Since the recent Gulf oil spill there has been some discussion among the public and members of the US government about the $75,000,000 liability cap placed on oil companies for damages they cause due to deep water spills. Congress is now re-examining the cap on such damages and trying to retroactively remove them or raise the limit to a mere $10 billion. This arbitrary cap previously enacted into law is an example of one aspect of what is commonly referred to as “tort reform”. The term “tort reform” is placed in quotation marks to indicate that while it is the common term for such measures, the term itself is intentionally misleading. It was invented as a strategy to engender public support for legal measures which by their very nature reduce the rights of the members of the public for the benefit of various business interests.
Indiana has capped all damages caused by medical malpractice since 1975. Initially it was $100,00 per occurrence for the doctor and $400,000 from the Indiana Patient’s Compensation Fund.

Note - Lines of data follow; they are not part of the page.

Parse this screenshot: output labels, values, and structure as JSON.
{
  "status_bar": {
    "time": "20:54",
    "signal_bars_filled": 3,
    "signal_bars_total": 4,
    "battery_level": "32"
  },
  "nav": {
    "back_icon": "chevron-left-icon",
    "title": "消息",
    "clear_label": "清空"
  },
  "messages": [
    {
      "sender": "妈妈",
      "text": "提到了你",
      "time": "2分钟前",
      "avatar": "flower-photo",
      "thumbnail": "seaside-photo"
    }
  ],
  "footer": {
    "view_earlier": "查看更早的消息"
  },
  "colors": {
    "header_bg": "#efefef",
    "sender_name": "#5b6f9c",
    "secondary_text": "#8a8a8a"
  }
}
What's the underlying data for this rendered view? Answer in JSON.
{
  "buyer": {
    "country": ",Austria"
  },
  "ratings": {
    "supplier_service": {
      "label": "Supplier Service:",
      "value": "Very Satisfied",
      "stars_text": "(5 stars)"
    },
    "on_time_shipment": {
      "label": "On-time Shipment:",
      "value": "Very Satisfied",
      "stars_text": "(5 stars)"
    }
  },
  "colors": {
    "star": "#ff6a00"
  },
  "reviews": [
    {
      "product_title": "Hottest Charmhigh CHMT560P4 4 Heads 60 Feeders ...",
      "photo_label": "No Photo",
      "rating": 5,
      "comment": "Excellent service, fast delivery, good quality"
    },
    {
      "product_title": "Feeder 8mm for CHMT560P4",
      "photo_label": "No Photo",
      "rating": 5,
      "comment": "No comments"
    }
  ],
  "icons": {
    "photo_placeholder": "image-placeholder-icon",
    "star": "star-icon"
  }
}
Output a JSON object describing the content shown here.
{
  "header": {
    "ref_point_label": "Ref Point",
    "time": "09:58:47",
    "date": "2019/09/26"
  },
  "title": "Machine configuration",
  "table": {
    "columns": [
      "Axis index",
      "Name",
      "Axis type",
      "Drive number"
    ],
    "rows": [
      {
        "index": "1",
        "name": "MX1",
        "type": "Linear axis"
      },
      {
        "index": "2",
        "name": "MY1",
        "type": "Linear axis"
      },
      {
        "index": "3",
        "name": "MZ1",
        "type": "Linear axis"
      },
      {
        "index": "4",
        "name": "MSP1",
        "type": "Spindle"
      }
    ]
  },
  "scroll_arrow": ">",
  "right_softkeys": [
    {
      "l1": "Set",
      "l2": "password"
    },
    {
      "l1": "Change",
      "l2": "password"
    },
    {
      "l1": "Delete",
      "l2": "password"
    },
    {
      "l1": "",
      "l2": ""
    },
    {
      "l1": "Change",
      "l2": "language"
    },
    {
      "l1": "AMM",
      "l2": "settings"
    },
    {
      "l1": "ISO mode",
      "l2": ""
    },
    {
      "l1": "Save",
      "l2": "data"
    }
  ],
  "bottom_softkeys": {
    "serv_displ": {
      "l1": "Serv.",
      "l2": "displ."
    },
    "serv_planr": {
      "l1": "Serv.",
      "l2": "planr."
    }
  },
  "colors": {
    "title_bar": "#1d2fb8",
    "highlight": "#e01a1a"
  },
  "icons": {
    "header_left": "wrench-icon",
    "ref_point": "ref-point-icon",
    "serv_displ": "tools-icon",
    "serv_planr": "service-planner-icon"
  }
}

That was subsequently raised to $100,000 and $650,000 and finally increased to $250,000 for the doctor and $1,000,000 from the PCF. A simple consumer price index for inflation over that period shows that in order to obtain the same value as the $500,000 total set in 1975 at today’s value in dollars would require and increase up to over 2 million of today’s dollars instead of 1.25 million. Further, to the extent the damages are intended to pay for future medical care, the amount should be increased even more since medical inflation is generally well over twice the rate of general consumer price inflation.
May states have various types of “tort reform” as they apply to medical malpractice. Many states limit “non-economic” damages to an arbitrary cap such as $250,000. These are damages for pain and suffering, grief, loss of companionship and other such harms that are not easily calculable. However, these caps can vary widely from state to state. For instance, California and Ohio both share a $250,000 limit on non-economic damages, but Ohio’s cap also stipulates that this amount can be assessed at a value no more than three times the plaintiff’s economic damages at the court’s discretion. Florida and Massachusetts limit non-economic damages to $500,000, though Massachusetts law allows for some exceptions to be released from those limitations. While some states’ legislatures have never placed caps on damages, i.e. Vermont, Tennessee and Kentucky, in other states, the legislatively created caps have been declared unconstitutional such as in Pennsylvania, Arizona, Wyoming, Alabama and New Hampshire and struck down in court. The basis upon which the amount of non-economic damage caps has been determined is usually arbitrary and inconsistent from state to state.
While healthcare costs continue to climb in an ever-increasing upward spiral and many injured patients’ lifelong medical care requirements will exceed the recoverable “fair” amount as determined by legislators, limiting patients’ ability to recover damages has become a popular political subject in Washington for fixing the health care system under the guise of “tort reform”. When medical malpractice insurers are reporting profitability in excess of 99% of Fortune 500 companies, perhaps reform efforts should be concentrated on reducing the number of preventable medical errors in the healthcare system which injure and kill thousands of patients every year. In addition, analyzing business practices of malpractice insurers who enjoy record profitability year over year despite claiming that there is a crisis in medical malpractice litigation requiring “tort reform” is an area ripe for further congressional scrutiny.
Not surprisingly, doctors’ and patients’ premiums continue to climb ever-higher, despite the placement of malpractice caps in many states that are purportedly designed to lower insurance premiums. As the government’s actions in the recent BP Deepwater Horizon oil spill has brought the notion of “tort reform” back to the forefront, perhaps there can be some discussion of “tort reform” outside of the currently established paradigm in which medical malpractice litigation is characterized by politicians and insurance companies as a runaway problem that needs to be “reformed”. If we truly want to reform healthcare, we should look at why so many preventable errors are made in healthcare institutions and how we can reduce them and, by extension, reduce the necessity for malpractice litigation in the first place.